Introduction[edit | edit source]
In January 2009, the Jalalabad FabLab demonstrated the capability of the FabFi system by bringing high-speed internet to a village, hospital, university, and a non-governmental organization in Jalalabad, Nangarhar Province, Afghanistan. These low-cost, locally-produced networks can be easily spread across isolated villages and towns, placing them in touch with the outside world and facilitating socio-economic development from the ground up. After a month of intensive training and practical experience, the Jalalabad FabLabbers are well on their way to self-sufficiency in the maintenance and expansion of their own local network, with a long list of locations in line to be linked up.
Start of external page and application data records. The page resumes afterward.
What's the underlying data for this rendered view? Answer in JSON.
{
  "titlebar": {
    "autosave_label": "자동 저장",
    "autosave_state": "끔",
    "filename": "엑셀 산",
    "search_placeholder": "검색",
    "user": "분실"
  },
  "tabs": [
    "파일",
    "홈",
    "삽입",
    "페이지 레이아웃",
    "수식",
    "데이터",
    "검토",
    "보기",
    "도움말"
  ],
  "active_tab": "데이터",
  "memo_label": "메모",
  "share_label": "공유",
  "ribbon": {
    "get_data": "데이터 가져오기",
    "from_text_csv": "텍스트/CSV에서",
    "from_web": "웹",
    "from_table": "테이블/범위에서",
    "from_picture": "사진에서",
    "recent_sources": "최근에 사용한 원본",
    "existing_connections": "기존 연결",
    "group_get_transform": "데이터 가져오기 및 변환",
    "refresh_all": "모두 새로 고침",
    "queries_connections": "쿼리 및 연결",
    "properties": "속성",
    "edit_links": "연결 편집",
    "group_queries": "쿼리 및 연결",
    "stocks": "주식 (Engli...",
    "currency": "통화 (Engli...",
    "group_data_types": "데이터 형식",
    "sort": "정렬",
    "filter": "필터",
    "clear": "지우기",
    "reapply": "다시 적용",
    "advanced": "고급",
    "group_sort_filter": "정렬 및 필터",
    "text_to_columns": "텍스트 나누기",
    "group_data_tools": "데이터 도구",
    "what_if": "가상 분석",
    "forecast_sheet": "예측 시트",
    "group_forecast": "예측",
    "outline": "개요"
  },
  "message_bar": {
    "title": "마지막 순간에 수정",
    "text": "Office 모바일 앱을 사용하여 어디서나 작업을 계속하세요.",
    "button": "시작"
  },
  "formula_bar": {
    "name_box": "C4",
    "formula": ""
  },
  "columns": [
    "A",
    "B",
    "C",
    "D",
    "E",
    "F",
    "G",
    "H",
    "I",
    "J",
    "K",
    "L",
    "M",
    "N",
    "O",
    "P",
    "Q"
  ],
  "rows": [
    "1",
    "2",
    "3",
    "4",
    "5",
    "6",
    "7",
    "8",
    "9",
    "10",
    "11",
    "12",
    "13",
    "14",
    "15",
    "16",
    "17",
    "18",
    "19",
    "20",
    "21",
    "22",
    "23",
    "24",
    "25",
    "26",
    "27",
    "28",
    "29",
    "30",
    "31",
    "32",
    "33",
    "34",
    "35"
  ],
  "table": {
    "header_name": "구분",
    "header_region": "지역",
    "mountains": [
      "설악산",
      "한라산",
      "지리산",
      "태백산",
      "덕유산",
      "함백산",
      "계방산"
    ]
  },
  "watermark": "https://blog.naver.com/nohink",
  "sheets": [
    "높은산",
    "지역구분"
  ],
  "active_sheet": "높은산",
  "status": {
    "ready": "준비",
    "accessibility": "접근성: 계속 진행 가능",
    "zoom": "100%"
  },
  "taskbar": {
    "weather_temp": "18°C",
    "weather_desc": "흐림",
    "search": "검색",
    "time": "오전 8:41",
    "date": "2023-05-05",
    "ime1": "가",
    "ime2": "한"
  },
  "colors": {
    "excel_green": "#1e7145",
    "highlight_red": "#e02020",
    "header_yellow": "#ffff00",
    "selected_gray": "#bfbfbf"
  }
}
Jalalabad's longest link is currently 2.41 miles, between the FabLab and the water tower at the public hospital in Jalalabad, transmitting with a real throughput of 4.5Mbps (compared to 22Mbps ideal-case for a standards compliant off-the-shelf 802.11g router transitting at a distance of only a few feet). The system works consistently through heavy rain, smog and a couple of good sized trees.